"I always had freedom there also. There are a lot of stories from my past, from different teams, but it's all from you guys and I don't think that you guys work in the team, so you don't really know what's happening. You write a lot of stuff which can sometimes be true and sometimes not. I had a good time, like I said, and I'm sure we will have a good time together again."

The Finn's alleged antagonist, Ferrari chairman Luca di Montezemolo, has already said that he expects Raikkonen - who claimed Ferrari's last world title in 2007 - to not only produce victories for the Scuderia, but also to work on the development of the 2014 car. Raikkonen shrugged off suggestions that he may have to spend more time at the factory, but insisted that he would have no problem slipping back into life at Maranello.

"It's a pretty similar answer to before," he claimed, "There are a lot of stories, but I think we did pretty well in this team when we started and I don't see any reason why we shouldn't be able to produce a very good car for next year and keep improving it.

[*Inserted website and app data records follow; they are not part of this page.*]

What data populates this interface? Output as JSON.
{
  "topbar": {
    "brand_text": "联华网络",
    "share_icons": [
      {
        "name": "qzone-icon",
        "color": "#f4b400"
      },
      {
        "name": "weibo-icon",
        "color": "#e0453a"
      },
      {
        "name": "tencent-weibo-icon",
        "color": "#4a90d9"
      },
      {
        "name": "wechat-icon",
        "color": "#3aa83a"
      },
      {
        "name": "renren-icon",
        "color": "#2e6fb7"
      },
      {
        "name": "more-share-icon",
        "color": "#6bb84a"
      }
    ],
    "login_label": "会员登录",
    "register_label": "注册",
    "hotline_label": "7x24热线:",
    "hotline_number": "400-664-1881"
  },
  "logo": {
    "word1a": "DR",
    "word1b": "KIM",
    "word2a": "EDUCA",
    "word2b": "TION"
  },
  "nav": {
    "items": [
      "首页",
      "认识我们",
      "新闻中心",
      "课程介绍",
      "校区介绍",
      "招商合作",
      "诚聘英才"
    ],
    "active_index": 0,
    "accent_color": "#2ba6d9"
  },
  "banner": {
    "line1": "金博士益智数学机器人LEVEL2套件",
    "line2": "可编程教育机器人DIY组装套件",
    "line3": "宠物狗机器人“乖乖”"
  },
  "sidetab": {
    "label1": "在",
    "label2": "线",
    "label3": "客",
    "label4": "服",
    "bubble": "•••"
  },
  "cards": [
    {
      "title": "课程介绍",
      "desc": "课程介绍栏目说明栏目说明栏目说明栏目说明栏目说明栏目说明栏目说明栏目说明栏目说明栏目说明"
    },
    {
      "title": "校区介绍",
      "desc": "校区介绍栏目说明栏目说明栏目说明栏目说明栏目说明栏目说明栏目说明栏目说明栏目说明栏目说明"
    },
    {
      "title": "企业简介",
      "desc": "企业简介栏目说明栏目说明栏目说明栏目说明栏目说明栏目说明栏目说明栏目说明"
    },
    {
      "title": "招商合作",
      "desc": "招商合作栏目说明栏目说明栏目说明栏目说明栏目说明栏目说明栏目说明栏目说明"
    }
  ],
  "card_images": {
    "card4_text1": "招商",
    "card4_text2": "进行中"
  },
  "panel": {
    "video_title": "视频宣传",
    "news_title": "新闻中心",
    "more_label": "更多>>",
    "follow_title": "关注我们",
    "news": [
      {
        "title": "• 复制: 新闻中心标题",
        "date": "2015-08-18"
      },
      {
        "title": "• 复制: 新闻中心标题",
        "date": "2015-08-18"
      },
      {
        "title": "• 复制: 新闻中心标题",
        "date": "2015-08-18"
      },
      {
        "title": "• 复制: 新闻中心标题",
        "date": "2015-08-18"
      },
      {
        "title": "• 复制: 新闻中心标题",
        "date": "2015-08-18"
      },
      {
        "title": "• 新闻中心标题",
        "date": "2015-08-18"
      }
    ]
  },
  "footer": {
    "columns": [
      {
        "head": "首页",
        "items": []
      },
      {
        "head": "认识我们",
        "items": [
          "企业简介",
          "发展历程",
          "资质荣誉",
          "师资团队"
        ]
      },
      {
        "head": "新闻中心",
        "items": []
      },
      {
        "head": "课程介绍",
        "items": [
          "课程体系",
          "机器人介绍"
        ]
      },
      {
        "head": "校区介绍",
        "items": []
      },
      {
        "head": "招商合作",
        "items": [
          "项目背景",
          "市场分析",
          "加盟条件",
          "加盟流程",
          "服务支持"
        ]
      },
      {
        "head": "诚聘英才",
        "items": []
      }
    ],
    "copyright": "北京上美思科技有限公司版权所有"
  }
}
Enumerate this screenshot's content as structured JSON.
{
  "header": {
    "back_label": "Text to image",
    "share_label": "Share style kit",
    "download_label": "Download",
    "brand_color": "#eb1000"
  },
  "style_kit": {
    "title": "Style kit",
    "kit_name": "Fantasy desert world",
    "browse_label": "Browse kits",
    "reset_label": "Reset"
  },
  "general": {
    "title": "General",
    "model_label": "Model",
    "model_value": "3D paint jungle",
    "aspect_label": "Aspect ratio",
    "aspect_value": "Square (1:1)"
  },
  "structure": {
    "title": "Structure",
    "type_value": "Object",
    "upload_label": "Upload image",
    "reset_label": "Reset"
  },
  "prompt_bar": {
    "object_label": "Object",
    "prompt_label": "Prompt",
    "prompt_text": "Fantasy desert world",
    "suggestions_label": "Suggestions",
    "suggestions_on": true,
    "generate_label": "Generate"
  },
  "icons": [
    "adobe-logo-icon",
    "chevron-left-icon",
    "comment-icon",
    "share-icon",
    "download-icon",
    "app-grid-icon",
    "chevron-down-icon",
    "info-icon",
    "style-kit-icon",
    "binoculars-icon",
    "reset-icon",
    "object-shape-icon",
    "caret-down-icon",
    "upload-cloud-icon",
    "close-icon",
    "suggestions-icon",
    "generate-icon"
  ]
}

"Obviously, there are new rules so it will be more challenging for all the teams, but I have no worries about those things. I know the team and I know the people. Obviously, there are some new people and some more have left since I was there, but most are the same. I don't think this will be too difficult to go there and do well.

"The car's will be obviously different, so I think that will be the most difficult thing - to get the cars right and get them running reliably. Whoever makes the best car will probably make the best out of it.

"Obviously I hope [that will be Ferrari]. They built very good cars and engines in the past, they've won a lot of championships as a team, [but] then you have to look on the other side, at teams like Red Bull or Lotus with Renault, who have done very well. It's very hard to say which way it's going to go with the new rules and who's going to have the best package.

"There are a lot of stories about certain engines that will be much stronger than others, but there are so many different things that you have to look at and go through and make sure that it works that I have no idea which team will be strongest and which team will come out on top. We have to wait and see, really, for the first few tests."